Where things stand with special counsel Mueller's Russia probe
Robert Mueller is conducting what is generally called a preliminary inquiry.
— -- Department of Justice–appointed special counsel Robert Mueller is conducting what is generally called a preliminary inquiry into possible obstruction of justice involving President Donald Trump, as it pertains to his broader investigation into Russian meddling in the U.S. presidential election.
Mueller was tasked with overseeing the investigation in May. He and his team are currently assessing former FBI director James Comey's recent testimony before the Senate Intelligence Committee, reviewing Comey’s memos documenting his encounters with Trump, and preparing to interview certain administration officials — such as Director of National Intelligence Dan Coats and National Security Agency Director Mike Rogers — regarding press accounts of comments the president allegedly made to them about the Russia probe.
At some point, Mueller may wish to interview FBI senior leadership about their meetings with Comey regarding Trump, though it's unclear if this has already taken place.

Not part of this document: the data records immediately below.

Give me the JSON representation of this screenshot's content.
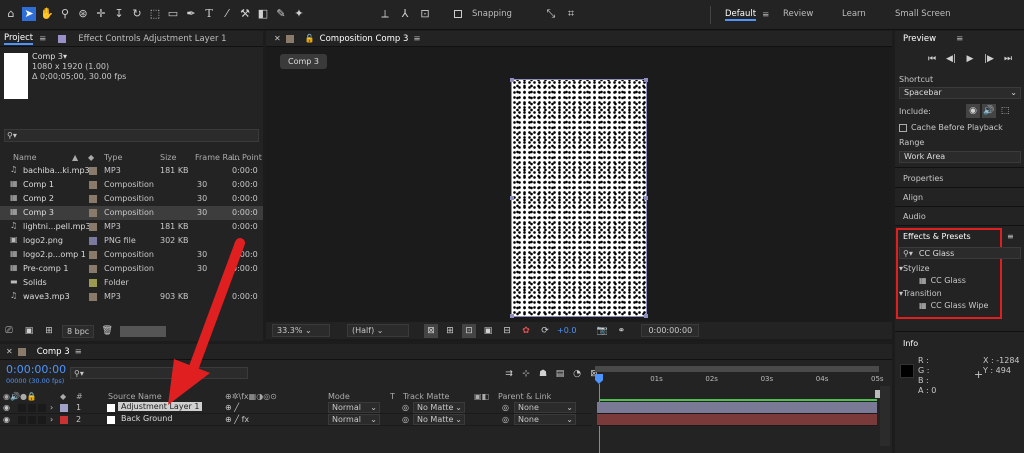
{
  "toolbar": {
    "snapping": "Snapping",
    "workspaces": [
      "Default",
      "Review",
      "Learn",
      "Small Screen"
    ],
    "default_menu": "≡"
  },
  "project": {
    "tab": "Project",
    "tab_menu": "≡",
    "effect_controls_tab": "Effect Controls Adjustment Layer 1",
    "preview_title": "Comp 3▾",
    "preview_res": "1080 x 1920 (1.00)",
    "preview_dur": "Δ 0;00;05;00, 30.00 fps",
    "search_placeholder": "",
    "columns": [
      "Name",
      "Type",
      "Size",
      "Frame Ra...",
      "In Point"
    ],
    "items": [
      {
        "name": "bachiba...ki.mp3",
        "type": "MP3",
        "size": "181 KB",
        "fr": "",
        "in": "0:00:0",
        "icon": "audio-icon",
        "color": "#8a7a6a"
      },
      {
        "name": "Comp 1",
        "type": "Composition",
        "size": "",
        "fr": "30",
        "in": "0:00:0",
        "icon": "composition-icon",
        "color": "#8a7a6a"
      },
      {
        "name": "Comp 2",
        "type": "Composition",
        "size": "",
        "fr": "30",
        "in": "0:00:0",
        "icon": "composition-icon",
        "color": "#8a7a6a"
      },
      {
        "name": "Comp 3",
        "type": "Composition",
        "size": "",
        "fr": "30",
        "in": "0:00:0",
        "icon": "composition-icon",
        "color": "#8a7a6a",
        "selected": true
      },
      {
        "name": "lightni...pell.mp3",
        "type": "MP3",
        "size": "181 KB",
        "fr": "",
        "in": "0:00:0",
        "icon": "audio-icon",
        "color": "#8a7a6a"
      },
      {
        "name": "logo2.png",
        "type": "PNG file",
        "size": "302 KB",
        "fr": "",
        "in": "",
        "icon": "image-icon",
        "color": "#7a7aa0"
      },
      {
        "name": "logo2.p...omp 1",
        "type": "Composition",
        "size": "",
        "fr": "30",
        "in": "0:00:0",
        "icon": "composition-icon",
        "color": "#8a7a6a"
      },
      {
        "name": "Pre-comp 1",
        "type": "Composition",
        "size": "",
        "fr": "30",
        "in": "0:00:0",
        "icon": "composition-icon",
        "color": "#8a7a6a"
      },
      {
        "name": "Solids",
        "type": "Folder",
        "size": "",
        "fr": "",
        "in": "",
        "icon": "folder-icon",
        "color": "#9a9a50"
      },
      {
        "name": "wave3.mp3",
        "type": "MP3",
        "size": "903 KB",
        "fr": "",
        "in": "0:00:0",
        "icon": "audio-icon",
        "color": "#8a7a6a"
      }
    ],
    "bpc": "8 bpc"
  },
  "comp": {
    "tab": "Composition Comp 3",
    "tab_menu": "≡",
    "breadcrumb": "Comp 3",
    "zoom": "33.3%",
    "quality": "(Half)",
    "exposure": "+0.0",
    "timecode": "0:00:00:00"
  },
  "right": {
    "preview": "Preview",
    "preview_menu": "≡",
    "shortcut_label": "Shortcut",
    "shortcut_value": "Spacebar",
    "include_label": "Include:",
    "cache": "Cache Before Playback",
    "range_label": "Range",
    "range_value": "Work Area",
    "properties": "Properties",
    "align": "Align",
    "audio": "Audio",
    "effects_title": "Effects & Presets",
    "effects_menu": "≡",
    "effects_search": "CC Glass",
    "groups": [
      {
        "name": "Stylize",
        "item": "CC Glass"
      },
      {
        "name": "Transition",
        "item": "CC Glass Wipe"
      }
    ],
    "info": "Info",
    "info_r": "R :",
    "info_g": "G :",
    "info_b": "B :",
    "info_a": "A :  0",
    "info_x": "X :  -1284",
    "info_y": "Y :  494"
  },
  "timeline": {
    "tab": "Comp 3",
    "tab_menu": "≡",
    "timecode": "0:00:00:00",
    "fps": "00000 (30.00 fps)",
    "headers": {
      "hash": "#",
      "source": "Source Name",
      "mode": "Mode",
      "t": "T",
      "track": "Track Matte",
      "parent": "Parent & Link"
    },
    "ruler": [
      "0s",
      "01s",
      "02s",
      "03s",
      "04s",
      "05s"
    ],
    "layers": [
      {
        "num": "1",
        "name": "Adjustment Layer 1",
        "mode": "Normal",
        "matte": "No Matte",
        "parent": "None",
        "color": "#a0a0c8",
        "bar": "#7a7a96"
      },
      {
        "num": "2",
        "name": "Back Ground",
        "mode": "Normal",
        "matte": "No Matte",
        "parent": "None",
        "color": "#c83232",
        "bar": "#7a3a3a"
      }
    ]
  },
  "colors": {
    "accent": "#4d94ff",
    "highlight": "#e02020"
  }
}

A full-scale investigation has not yet been launched, although preliminary work is clearly being done, according to sources familiar with the process.

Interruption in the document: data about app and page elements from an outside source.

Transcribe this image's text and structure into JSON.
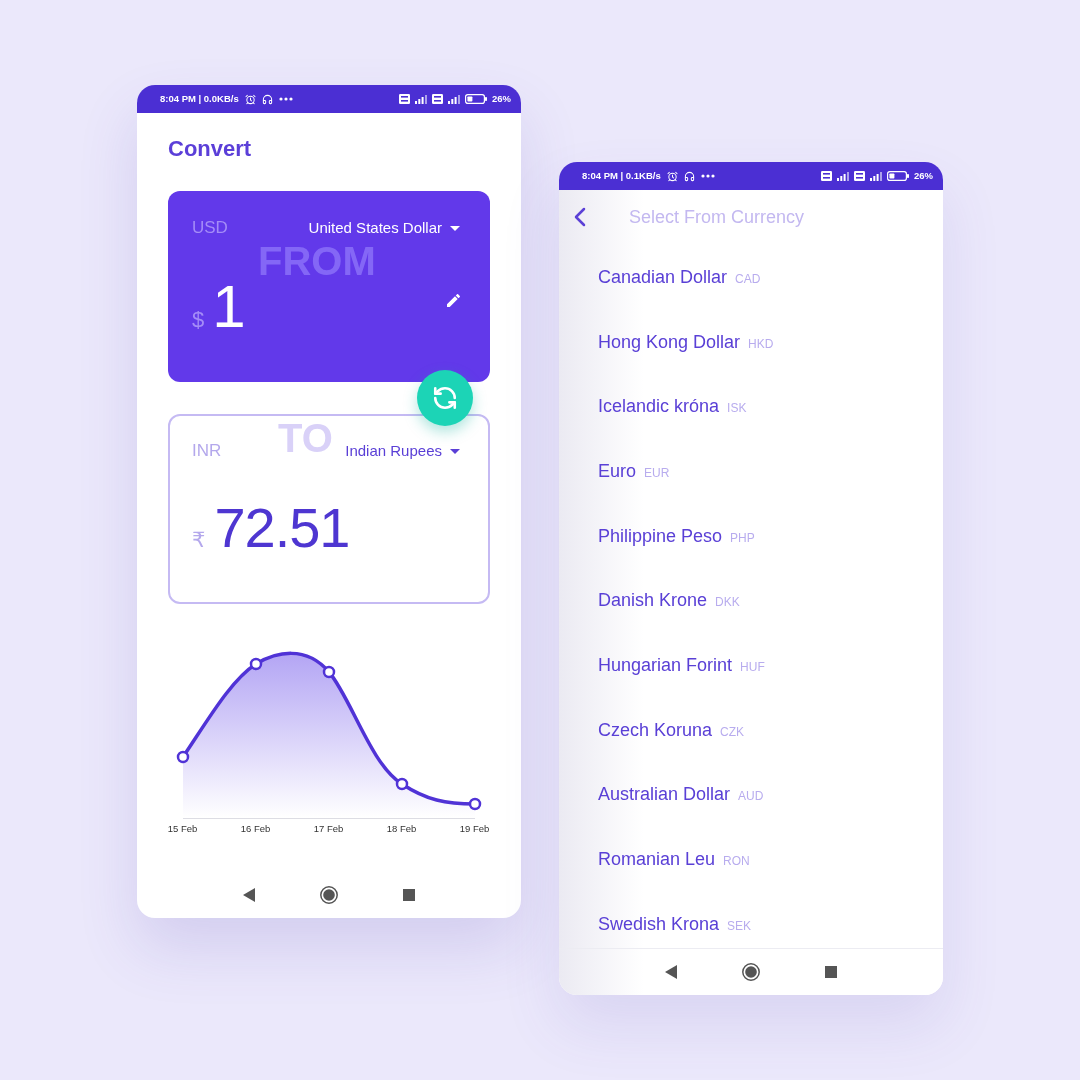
{
  "converter_screen": {
    "status_bar": {
      "status_text": "8:04 PM | 0.0KB/s",
      "battery_text": "26%"
    },
    "title": "Convert",
    "from_card": {
      "code": "USD",
      "watermark": "FROM",
      "currency": "United States Dollar",
      "symbol": "$",
      "amount": "1"
    },
    "to_card": {
      "code": "INR",
      "watermark": "TO",
      "currency": "Indian Rupees",
      "symbol": "₹",
      "amount": "72.51"
    },
    "chart": {
      "x_labels": [
        "15 Feb",
        "16 Feb",
        "17 Feb",
        "18 Feb",
        "19 Feb"
      ]
    }
  },
  "picker_screen": {
    "status_bar": {
      "status_text": "8:04 PM | 0.1KB/s",
      "battery_text": "26%"
    },
    "title": "Select From Currency",
    "currencies": [
      {
        "name": "Canadian Dollar",
        "code": "CAD"
      },
      {
        "name": "Hong Kong Dollar",
        "code": "HKD"
      },
      {
        "name": "Icelandic króna",
        "code": "ISK"
      },
      {
        "name": "Euro",
        "code": "EUR"
      },
      {
        "name": "Philippine Peso",
        "code": "PHP"
      },
      {
        "name": "Danish Krone",
        "code": "DKK"
      },
      {
        "name": "Hungarian Forint",
        "code": "HUF"
      },
      {
        "name": "Czech Koruna",
        "code": "CZK"
      },
      {
        "name": "Australian Dollar",
        "code": "AUD"
      },
      {
        "name": "Romanian Leu",
        "code": "RON"
      },
      {
        "name": "Swedish Krona",
        "code": "SEK"
      }
    ]
  }
}
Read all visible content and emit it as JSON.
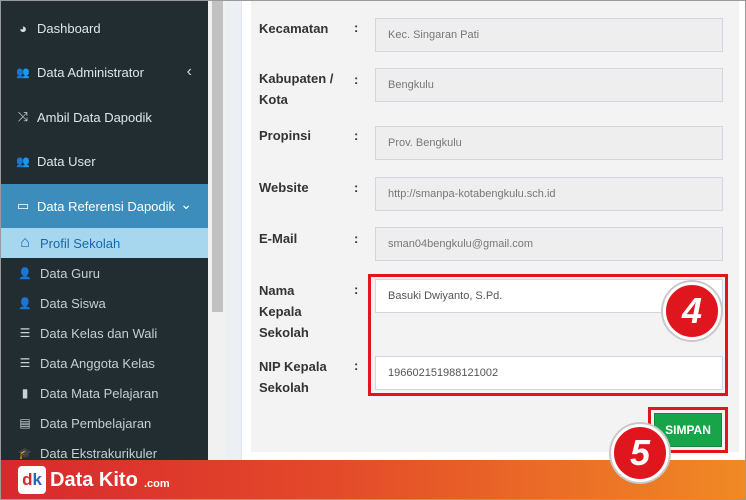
{
  "sidebar": {
    "menu": [
      {
        "icon": "dashboard-icon",
        "glyph": "◕",
        "label": "Dashboard"
      },
      {
        "icon": "users-icon",
        "glyph": "👥",
        "label": "Data Administrator",
        "chevron": "‹"
      },
      {
        "icon": "shuffle-icon",
        "glyph": "⤨",
        "label": "Ambil Data Dapodik"
      },
      {
        "icon": "user-group-icon",
        "glyph": "👥",
        "label": "Data User"
      },
      {
        "icon": "monitor-icon",
        "glyph": "▭",
        "label": "Data Referensi Dapodik",
        "chevron": "⌄"
      }
    ],
    "submenu": [
      {
        "icon": "home-icon",
        "glyph": "⌂",
        "label": "Profil Sekolah"
      },
      {
        "icon": "user-icon",
        "glyph": "👤",
        "label": "Data Guru"
      },
      {
        "icon": "user-icon",
        "glyph": "👤",
        "label": "Data Siswa"
      },
      {
        "icon": "list-icon",
        "glyph": "☰",
        "label": "Data Kelas dan Wali"
      },
      {
        "icon": "list-icon",
        "glyph": "☰",
        "label": "Data Anggota Kelas"
      },
      {
        "icon": "book-icon",
        "glyph": "▮",
        "label": "Data Mata Pelajaran"
      },
      {
        "icon": "table-icon",
        "glyph": "▤",
        "label": "Data Pembelajaran"
      },
      {
        "icon": "graduation-cap-icon",
        "glyph": "🎓",
        "label": "Data Ekstrakurikuler"
      }
    ]
  },
  "form": {
    "separator": ":",
    "fields": [
      {
        "label": "Kecamatan",
        "value": "Kec. Singaran Pati"
      },
      {
        "label": "Kabupaten / Kota",
        "value": "Bengkulu"
      },
      {
        "label": "Propinsi",
        "value": "Prov. Bengkulu"
      },
      {
        "label": "Website",
        "value": "http://smanpa-kotabengkulu.sch.id"
      },
      {
        "label": "E-Mail",
        "value": "sman04bengkulu@gmail.com"
      },
      {
        "label": "Nama Kepala Sekolah",
        "value": "Basuki Dwiyanto, S.Pd."
      },
      {
        "label": "NIP Kepala Sekolah",
        "value": "196602151988121002"
      }
    ],
    "save_label": "SIMPAN"
  },
  "annotations": {
    "step4": "4",
    "step5": "5"
  },
  "brand": {
    "name": "Data Kito",
    "domain": ".com",
    "logo_d": "d",
    "logo_k": "k"
  },
  "colors": {
    "sidebar": "#222d32",
    "active": "#3c8dbc",
    "save": "#18a54a",
    "highlight": "#e3141c"
  }
}
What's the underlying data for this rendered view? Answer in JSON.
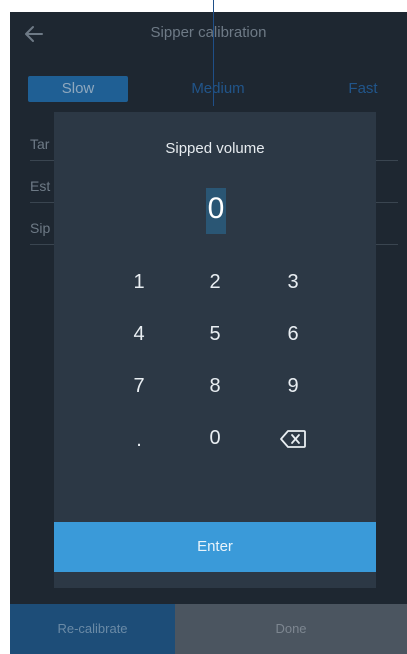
{
  "header": {
    "title": "Sipper calibration",
    "back_icon": "arrow-left-icon"
  },
  "speed_tabs": {
    "slow": "Slow",
    "medium": "Medium",
    "fast": "Fast",
    "selected": "Slow"
  },
  "rows": [
    {
      "label": "Tar"
    },
    {
      "label": "Est"
    },
    {
      "label": "Sip"
    }
  ],
  "footer": {
    "recalibrate_label": "Re-calibrate",
    "done_label": "Done"
  },
  "dialog": {
    "title": "Sipped volume",
    "value": "0",
    "enter_label": "Enter",
    "keys": {
      "k1": "1",
      "k2": "2",
      "k3": "3",
      "k4": "4",
      "k5": "5",
      "k6": "6",
      "k7": "7",
      "k8": "8",
      "k9": "9",
      "kdot": ".",
      "k0": "0",
      "backspace_icon": "backspace-icon"
    }
  },
  "colors": {
    "background": "#1e2731",
    "dialog": "#2c3845",
    "accent": "#3a9ad9",
    "selected_tab": "#1f5f94"
  }
}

An assessment of evidence and circumstances will be completed before a final decision is made to launch an investigation of the president of the United States regarding potential obstruction of justice.
Comey said under oath during his much-anticipated Senate hearing earlier this month that he believes he was fired because of the Russia investigation.
"Guess I don’t know for sure. I believe the — I take the president at his word, that I was fired because of the Russia investigation. Something about the way I was conducting it, the president felt, created pressure on him that he wanted to relieve,” Comey told the Senate Select Intelligence Committee.
Comey also told the Senate that he intentionally leaked his contemporaneous memos detailing his conversations with Trump in order to prompt the appointment of a special counsel.
Any kind of alleged effort to interfere in an investigation could potentially lead to an obstruction of justice investigation targeting the president and his aides.
Deputy Attorney General Rod Rosenstein, who has oversight authority over the special counsel investigation, has told colleagues he may have to recuse himself. A decision on recusal is not imminent, according to sources familiar with his thinking.
Rosenstein is overseeing Mueller's work since Attorney General Jeff Sessions recused himself from the investigation because of his ties and participation with the 2016 Trump campaign.
The deputy attorney general could become a witness if the circumstances of Comey’s firing are considered part of an obstruction investigation.
To indicate that a full scale investigation has been launched, all eyes will be on Rosenstein's actions, as well as evidence of a grand jury subpoenaing key White House aides with a focus on Trump. Another key will be Mueller's assessment of Comey allegation that Trump tried to get him to stop the investigation of former National Security Advisor Michael Flynn.